Reading between the lines of diplomatic maneuvering, experts declared that it is one of the master strokes of Narendra Modi. Terming Modi’s visit to Central Asia a “landmark” event to revitalise our ancient links with the region, the Confederation of Indian Industry (CII) has estimated that trade with the five Central Asian countries of Kazakhstan, Turkmenistan, Tajikistan, Uzbekistan and Kyrgyzstan can grow manifold from the small base of $1.4 billion currently. Moreover, for the five republics, relations with India would prove to be a balancing factor, with both China and Russia pushing to gain more influence and firmer foothold. Coming years the fabrics of cultural diplomacy will move along with economic ties which will be creating strong pillars of strategic ties with the Central Asian countries.

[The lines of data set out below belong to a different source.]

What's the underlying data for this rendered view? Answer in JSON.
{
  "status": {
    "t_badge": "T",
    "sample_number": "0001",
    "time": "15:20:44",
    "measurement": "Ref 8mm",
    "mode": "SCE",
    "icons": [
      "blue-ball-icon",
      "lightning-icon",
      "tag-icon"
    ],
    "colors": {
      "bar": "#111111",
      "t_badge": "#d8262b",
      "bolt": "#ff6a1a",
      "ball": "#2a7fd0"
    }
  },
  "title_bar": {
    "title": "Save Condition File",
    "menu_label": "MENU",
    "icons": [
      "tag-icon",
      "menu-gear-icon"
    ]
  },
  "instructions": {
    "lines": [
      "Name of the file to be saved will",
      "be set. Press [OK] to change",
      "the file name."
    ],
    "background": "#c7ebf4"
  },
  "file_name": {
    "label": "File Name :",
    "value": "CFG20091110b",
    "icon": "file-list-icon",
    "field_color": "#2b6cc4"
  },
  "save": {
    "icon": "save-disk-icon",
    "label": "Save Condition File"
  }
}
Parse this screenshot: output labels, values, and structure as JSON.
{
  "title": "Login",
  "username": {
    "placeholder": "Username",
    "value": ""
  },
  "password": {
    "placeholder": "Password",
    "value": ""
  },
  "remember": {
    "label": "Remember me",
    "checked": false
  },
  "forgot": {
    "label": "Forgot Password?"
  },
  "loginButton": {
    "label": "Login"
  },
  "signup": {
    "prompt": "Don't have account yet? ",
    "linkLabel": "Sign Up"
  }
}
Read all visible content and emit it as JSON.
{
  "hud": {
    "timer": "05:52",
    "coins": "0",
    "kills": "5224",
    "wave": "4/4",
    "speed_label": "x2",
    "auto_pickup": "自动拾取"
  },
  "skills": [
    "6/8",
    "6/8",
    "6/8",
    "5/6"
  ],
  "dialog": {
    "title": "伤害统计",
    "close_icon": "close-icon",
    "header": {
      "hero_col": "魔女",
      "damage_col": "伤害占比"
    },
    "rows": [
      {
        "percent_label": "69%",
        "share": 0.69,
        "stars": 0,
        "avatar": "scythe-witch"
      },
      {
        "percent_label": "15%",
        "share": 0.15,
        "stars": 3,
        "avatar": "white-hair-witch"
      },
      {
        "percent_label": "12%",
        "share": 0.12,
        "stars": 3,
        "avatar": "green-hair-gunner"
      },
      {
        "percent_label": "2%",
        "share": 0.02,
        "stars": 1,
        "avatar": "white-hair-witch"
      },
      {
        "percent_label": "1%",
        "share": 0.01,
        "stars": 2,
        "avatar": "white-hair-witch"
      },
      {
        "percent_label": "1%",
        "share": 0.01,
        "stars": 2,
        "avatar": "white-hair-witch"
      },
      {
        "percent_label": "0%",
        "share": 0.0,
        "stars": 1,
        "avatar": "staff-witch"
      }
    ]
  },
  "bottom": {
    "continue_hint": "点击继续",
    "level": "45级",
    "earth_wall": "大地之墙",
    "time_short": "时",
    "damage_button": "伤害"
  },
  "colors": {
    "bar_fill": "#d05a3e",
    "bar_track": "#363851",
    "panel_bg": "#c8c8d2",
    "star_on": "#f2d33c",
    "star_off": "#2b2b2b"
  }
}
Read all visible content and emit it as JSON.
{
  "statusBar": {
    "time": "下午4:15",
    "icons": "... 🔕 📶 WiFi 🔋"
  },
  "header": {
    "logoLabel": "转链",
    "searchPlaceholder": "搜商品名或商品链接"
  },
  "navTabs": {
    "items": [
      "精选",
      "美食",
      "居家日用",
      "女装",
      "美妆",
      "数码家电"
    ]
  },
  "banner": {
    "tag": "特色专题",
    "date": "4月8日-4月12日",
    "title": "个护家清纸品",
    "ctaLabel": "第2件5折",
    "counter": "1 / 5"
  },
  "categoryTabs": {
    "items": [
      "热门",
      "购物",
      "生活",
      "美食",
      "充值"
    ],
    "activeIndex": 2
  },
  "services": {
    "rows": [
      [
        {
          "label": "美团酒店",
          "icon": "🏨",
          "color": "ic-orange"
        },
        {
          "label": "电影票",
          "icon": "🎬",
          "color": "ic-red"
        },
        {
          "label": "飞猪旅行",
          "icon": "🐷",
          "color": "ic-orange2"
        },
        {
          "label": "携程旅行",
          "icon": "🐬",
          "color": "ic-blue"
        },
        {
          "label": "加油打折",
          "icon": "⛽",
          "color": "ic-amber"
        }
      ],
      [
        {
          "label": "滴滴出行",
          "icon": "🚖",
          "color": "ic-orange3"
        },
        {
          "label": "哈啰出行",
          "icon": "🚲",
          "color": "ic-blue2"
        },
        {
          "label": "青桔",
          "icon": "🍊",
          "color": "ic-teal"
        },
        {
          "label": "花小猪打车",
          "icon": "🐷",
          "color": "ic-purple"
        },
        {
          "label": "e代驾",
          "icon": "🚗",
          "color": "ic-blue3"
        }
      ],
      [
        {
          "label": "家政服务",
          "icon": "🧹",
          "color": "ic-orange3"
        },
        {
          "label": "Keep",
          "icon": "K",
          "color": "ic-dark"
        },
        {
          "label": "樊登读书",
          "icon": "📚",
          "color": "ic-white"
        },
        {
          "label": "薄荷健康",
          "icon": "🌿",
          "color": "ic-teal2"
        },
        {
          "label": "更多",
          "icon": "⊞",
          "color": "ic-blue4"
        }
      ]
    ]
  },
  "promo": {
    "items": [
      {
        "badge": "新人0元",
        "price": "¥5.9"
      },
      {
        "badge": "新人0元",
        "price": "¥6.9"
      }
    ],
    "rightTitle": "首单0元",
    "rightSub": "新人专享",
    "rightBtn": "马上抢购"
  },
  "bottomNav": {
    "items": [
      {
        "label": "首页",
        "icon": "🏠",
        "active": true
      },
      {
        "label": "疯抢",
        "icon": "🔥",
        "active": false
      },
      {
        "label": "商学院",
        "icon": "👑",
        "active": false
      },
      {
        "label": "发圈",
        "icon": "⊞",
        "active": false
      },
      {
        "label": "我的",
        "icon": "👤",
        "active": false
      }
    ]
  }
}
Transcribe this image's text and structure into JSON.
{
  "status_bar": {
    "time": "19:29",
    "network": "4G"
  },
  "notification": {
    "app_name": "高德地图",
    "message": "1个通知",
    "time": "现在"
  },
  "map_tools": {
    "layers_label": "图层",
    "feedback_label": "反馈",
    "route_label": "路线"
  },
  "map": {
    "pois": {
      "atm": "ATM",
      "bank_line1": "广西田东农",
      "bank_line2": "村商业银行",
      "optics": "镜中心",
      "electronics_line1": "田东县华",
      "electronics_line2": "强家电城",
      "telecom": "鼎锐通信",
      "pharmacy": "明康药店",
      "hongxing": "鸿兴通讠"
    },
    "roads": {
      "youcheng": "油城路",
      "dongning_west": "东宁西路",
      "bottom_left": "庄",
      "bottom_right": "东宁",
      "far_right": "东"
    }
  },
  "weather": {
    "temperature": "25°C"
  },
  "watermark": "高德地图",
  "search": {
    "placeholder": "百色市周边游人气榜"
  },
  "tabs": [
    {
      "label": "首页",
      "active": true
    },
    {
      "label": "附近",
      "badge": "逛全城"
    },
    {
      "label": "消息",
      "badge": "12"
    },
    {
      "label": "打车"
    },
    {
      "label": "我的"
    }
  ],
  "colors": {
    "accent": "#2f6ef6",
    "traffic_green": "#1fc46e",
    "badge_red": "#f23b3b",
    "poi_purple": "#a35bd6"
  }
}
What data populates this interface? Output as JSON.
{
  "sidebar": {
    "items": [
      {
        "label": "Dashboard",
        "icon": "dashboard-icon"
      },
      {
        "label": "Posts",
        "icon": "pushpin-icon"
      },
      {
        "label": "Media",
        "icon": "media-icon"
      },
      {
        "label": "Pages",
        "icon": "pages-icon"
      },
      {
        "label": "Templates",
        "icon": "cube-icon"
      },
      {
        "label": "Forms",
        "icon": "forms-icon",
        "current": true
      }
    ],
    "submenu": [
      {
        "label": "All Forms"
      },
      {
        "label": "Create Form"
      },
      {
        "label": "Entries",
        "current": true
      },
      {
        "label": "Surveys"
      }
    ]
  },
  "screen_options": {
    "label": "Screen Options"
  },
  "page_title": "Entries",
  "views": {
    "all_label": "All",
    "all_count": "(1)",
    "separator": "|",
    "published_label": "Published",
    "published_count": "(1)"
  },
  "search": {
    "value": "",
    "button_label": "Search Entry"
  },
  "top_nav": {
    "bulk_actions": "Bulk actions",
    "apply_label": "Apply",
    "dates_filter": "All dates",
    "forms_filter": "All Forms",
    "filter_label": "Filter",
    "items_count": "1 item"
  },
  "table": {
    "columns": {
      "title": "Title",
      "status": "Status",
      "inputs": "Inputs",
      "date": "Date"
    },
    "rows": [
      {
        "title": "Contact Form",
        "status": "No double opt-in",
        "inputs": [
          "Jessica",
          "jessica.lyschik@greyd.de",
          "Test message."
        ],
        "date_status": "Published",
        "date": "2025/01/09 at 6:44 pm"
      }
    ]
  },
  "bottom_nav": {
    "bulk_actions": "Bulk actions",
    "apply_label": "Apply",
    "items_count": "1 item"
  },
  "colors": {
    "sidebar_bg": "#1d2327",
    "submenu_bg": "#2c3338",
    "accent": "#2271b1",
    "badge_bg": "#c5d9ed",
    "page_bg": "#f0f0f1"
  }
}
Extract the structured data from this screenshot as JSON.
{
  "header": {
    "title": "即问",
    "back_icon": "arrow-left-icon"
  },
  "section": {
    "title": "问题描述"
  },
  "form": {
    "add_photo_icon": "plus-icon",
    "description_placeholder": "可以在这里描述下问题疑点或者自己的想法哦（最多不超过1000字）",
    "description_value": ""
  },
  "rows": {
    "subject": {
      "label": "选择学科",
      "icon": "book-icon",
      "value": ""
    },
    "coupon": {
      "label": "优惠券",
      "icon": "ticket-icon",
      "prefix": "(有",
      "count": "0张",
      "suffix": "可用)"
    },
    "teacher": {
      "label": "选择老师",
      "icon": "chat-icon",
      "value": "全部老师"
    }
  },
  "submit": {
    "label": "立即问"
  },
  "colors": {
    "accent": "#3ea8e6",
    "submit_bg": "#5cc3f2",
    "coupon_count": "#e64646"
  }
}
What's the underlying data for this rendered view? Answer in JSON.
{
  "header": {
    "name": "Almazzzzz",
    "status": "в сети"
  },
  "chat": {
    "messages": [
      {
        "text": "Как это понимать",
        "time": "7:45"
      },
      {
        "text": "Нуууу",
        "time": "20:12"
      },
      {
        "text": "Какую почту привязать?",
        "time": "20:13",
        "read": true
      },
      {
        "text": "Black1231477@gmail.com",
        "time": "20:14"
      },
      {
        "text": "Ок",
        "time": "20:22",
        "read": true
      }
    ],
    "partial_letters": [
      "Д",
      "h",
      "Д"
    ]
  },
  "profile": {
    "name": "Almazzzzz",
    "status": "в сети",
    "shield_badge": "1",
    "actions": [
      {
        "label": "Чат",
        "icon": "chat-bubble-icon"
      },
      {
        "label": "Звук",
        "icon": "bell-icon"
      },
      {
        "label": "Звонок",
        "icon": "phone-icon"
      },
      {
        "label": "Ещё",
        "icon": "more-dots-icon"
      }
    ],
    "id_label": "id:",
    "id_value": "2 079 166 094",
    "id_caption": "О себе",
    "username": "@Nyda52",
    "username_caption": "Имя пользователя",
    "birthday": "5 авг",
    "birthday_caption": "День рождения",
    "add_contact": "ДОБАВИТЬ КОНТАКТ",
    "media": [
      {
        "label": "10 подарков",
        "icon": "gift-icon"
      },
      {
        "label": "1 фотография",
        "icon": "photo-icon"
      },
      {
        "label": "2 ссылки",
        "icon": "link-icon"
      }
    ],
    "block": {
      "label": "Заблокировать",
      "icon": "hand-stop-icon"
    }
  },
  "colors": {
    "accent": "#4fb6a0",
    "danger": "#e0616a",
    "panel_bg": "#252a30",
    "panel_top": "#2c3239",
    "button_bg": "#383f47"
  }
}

The contours of world politics are once again changing. Russia is feeling heat from China, US is determined to scale down Chinese obtrusive policy in Central Asia. In fact, India receives warmth from US as well as from Russia in building new score in Central Asia. Looking at the chess board of the great game, Modi’s visit has brought back India in the lime light in the Great Game. His strategic move and
engagement will be a defining moment between India and Central Asian relations.
Dr Satish Kumar (The writer is Head International Politics, Central University of Jharkhand, Ranchi)